### DATA SUPPLIED

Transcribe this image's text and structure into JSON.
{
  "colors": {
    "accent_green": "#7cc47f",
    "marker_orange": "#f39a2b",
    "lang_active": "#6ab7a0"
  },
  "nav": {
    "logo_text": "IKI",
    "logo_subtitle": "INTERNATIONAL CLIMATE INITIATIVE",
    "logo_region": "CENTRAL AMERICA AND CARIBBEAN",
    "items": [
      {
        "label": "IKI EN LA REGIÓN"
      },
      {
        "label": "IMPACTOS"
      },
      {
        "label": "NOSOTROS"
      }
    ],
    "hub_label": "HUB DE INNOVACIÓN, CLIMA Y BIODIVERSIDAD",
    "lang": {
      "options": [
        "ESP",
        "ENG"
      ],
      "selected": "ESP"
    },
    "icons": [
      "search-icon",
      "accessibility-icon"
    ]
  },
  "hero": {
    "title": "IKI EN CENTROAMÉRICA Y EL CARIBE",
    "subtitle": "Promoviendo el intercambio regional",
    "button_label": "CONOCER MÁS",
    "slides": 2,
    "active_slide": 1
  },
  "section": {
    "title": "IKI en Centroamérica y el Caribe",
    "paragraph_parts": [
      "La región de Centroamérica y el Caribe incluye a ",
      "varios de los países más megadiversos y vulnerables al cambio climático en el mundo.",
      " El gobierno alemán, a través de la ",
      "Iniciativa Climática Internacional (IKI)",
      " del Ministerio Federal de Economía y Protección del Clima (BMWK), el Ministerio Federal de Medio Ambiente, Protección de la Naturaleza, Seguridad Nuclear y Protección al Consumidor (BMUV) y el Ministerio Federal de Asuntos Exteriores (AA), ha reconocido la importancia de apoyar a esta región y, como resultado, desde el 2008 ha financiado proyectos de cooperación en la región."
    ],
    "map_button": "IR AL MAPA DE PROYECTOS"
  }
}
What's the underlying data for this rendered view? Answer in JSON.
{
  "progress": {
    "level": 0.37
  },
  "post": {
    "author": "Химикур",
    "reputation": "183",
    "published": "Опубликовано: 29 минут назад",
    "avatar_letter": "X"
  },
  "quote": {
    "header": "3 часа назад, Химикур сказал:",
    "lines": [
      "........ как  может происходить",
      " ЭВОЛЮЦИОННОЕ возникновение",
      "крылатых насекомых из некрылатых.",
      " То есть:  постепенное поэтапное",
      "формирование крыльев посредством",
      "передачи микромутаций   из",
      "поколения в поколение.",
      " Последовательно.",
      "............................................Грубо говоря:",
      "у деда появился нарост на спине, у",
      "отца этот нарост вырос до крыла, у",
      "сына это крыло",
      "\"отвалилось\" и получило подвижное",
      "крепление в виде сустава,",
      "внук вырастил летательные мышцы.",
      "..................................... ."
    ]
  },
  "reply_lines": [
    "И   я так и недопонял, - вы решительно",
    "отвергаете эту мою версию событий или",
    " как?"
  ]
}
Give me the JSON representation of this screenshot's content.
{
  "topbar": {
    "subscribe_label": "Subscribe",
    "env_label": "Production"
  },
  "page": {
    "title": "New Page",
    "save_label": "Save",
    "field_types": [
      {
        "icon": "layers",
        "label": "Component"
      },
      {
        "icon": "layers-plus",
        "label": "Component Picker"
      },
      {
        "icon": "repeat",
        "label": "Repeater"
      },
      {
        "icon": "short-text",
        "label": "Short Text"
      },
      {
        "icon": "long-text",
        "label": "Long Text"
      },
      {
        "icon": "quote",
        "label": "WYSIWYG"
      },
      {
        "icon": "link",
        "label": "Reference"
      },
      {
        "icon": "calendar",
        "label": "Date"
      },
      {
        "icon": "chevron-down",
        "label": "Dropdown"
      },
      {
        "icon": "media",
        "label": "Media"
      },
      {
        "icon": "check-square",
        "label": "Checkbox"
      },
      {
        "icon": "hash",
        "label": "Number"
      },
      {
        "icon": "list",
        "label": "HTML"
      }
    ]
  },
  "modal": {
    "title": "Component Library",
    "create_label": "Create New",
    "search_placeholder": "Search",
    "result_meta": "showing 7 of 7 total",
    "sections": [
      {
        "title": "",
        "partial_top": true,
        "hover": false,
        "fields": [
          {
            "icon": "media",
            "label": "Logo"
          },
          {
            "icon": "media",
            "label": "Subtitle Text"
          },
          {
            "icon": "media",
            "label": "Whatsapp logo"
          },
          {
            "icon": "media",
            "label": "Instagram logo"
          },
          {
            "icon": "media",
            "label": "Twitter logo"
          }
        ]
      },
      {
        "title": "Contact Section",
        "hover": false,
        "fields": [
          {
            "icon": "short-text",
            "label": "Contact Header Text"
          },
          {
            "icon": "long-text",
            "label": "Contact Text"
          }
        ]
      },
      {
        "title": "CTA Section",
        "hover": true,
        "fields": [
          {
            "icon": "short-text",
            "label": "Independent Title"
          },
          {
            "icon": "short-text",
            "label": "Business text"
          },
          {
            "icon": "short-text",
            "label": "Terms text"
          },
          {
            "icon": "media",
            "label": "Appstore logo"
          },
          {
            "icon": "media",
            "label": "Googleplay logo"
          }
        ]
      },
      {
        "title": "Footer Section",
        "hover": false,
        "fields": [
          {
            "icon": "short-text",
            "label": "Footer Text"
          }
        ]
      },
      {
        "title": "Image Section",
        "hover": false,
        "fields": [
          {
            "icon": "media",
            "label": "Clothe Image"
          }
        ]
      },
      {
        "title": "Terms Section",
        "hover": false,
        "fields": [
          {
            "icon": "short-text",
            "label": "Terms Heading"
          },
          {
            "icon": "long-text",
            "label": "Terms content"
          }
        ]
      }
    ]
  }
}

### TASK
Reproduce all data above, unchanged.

### ANSWER TO THIS EXERCISE
Transcribe this image's text and structure into JSON.
{
  "colors": {
    "accent_green": "#7cc47f",
    "marker_orange": "#f39a2b",
    "lang_active": "#6ab7a0"
  },
  "nav": {
    "logo_text": "IKI",
    "logo_subtitle": "INTERNATIONAL CLIMATE INITIATIVE",
    "logo_region": "CENTRAL AMERICA AND CARIBBEAN",
    "items": [
      {
        "label": "IKI EN LA REGIÓN"
      },
      {
        "label": "IMPACTOS"
      },
      {
        "label": "NOSOTROS"
      }
    ],
    "hub_label": "HUB DE INNOVACIÓN, CLIMA Y BIODIVERSIDAD",
    "lang": {
      "options": [
        "ESP",
        "ENG"
      ],
      "selected": "ESP"
    },
    "icons": [
      "search-icon",
      "accessibility-icon"
    ]
  },
  "hero": {
    "title": "IKI EN CENTROAMÉRICA Y EL CARIBE",
    "subtitle": "Promoviendo el intercambio regional",
    "button_label": "CONOCER MÁS",
    "slides": 2,
    "active_slide": 1
  },
  "section": {
    "title": "IKI en Centroamérica y el Caribe",
    "paragraph_parts": [
      "La región de Centroamérica y el Caribe incluye a ",
      "varios de los países más megadiversos y vulnerables al cambio climático en el mundo.",
      " El gobierno alemán, a través de la ",
      "Iniciativa Climática Internacional (IKI)",
      " del Ministerio Federal de Economía y Protección del Clima (BMWK), el Ministerio Federal de Medio Ambiente, Protección de la Naturaleza, Seguridad Nuclear y Protección al Consumidor (BMUV) y el Ministerio Federal de Asuntos Exteriores (AA), ha reconocido la importancia de apoyar a esta región y, como resultado, desde el 2008 ha financiado proyectos de cooperación en la región."
    ],
    "map_button": "IR AL MAPA DE PROYECTOS"
  }
}
What's the underlying data for this rendered view? Answer in JSON.
{
  "progress": {
    "level": 0.37
  },
  "post": {
    "author": "Химикур",
    "reputation": "183",
    "published": "Опубликовано: 29 минут назад",
    "avatar_letter": "X"
  },
  "quote": {
    "header": "3 часа назад, Химикур сказал:",
    "lines": [
      "........ как  может происходить",
      " ЭВОЛЮЦИОННОЕ возникновение",
      "крылатых насекомых из некрылатых.",
      " То есть:  постепенное поэтапное",
      "формирование крыльев посредством",
      "передачи микромутаций   из",
      "поколения в поколение.",
      " Последовательно.",
      "............................................Грубо говоря:",
      "у деда появился нарост на спине, у",
      "отца этот нарост вырос до крыла, у",
      "сына это крыло",
      "\"отвалилось\" и получило подвижное",
      "крепление в виде сустава,",
      "внук вырастил летательные мышцы.",
      "..................................... ."
    ]
  },
  "reply_lines": [
    "И   я так и недопонял, - вы решительно",
    "отвергаете эту мою версию событий или",
    " как?"
  ]
}
Give me the JSON representation of this screenshot's content.
{
  "topbar": {
    "subscribe_label": "Subscribe",
    "env_label": "Production"
  },
  "page": {
    "title": "New Page",
    "save_label": "Save",
    "field_types": [
      {
        "icon": "layers",
        "label": "Component"
      },
      {
        "icon": "layers-plus",
        "label": "Component Picker"
      },
      {
        "icon": "repeat",
        "label": "Repeater"
      },
      {
        "icon": "short-text",
        "label": "Short Text"
      },
      {
        "icon": "long-text",
        "label": "Long Text"
      },
      {
        "icon": "quote",
        "label": "WYSIWYG"
      },
      {
        "icon": "link",
        "label": "Reference"
      },
      {
        "icon": "calendar",
        "label": "Date"
      },
      {
        "icon": "chevron-down",
        "label": "Dropdown"
      },
      {
        "icon": "media",
        "label": "Media"
      },
      {
        "icon": "check-square",
        "label": "Checkbox"
      },
      {
        "icon": "hash",
        "label": "Number"
      },
      {
        "icon": "list",
        "label": "HTML"
      }
    ]
  },
  "modal": {
    "title": "Component Library",
    "create_label": "Create New",
    "search_placeholder": "Search",
    "result_meta": "showing 7 of 7 total",
    "sections": [
      {
        "title": "",
        "partial_top": true,
        "hover": false,
        "fields": [
          {
            "icon": "media",
            "label": "Logo"
          },
          {
            "icon": "media",
            "label": "Subtitle Text"
          },
          {
            "icon": "media",
            "label": "Whatsapp logo"
          },
          {
            "icon": "media",
            "label": "Instagram logo"
          },
          {
            "icon": "media",
            "label": "Twitter logo"
          }
        ]
      },
      {
        "title": "Contact Section",
        "hover": false,
        "fields": [
          {
            "icon": "short-text",
            "label": "Contact Header Text"
          },
          {
            "icon": "long-text",
            "label": "Contact Text"
          }
        ]
      },
      {
        "title": "CTA Section",
        "hover": true,
        "fields": [
          {
            "icon": "short-text",
            "label": "Independent Title"
          },
          {
            "icon": "short-text",
            "label": "Business text"
          },
          {
            "icon": "short-text",
            "label": "Terms text"
          },
          {
            "icon": "media",
            "label": "Appstore logo"
          },
          {
            "icon": "media",
            "label": "Googleplay logo"
          }
        ]
      },
      {
        "title": "Footer Section",
        "hover": false,
        "fields": [
          {
            "icon": "short-text",
            "label": "Footer Text"
          }
        ]
      },
      {
        "title": "Image Section",
        "hover": false,
        "fields": [
          {
            "icon": "media",
            "label": "Clothe Image"
          }
        ]
      },
      {
        "title": "Terms Section",
        "hover": false,
        "fields": [
          {
            "icon": "short-text",
            "label": "Terms Heading"
          },
          {
            "icon": "long-text",
            "label": "Terms content"
          }
        ]
      }
    ]
  }
}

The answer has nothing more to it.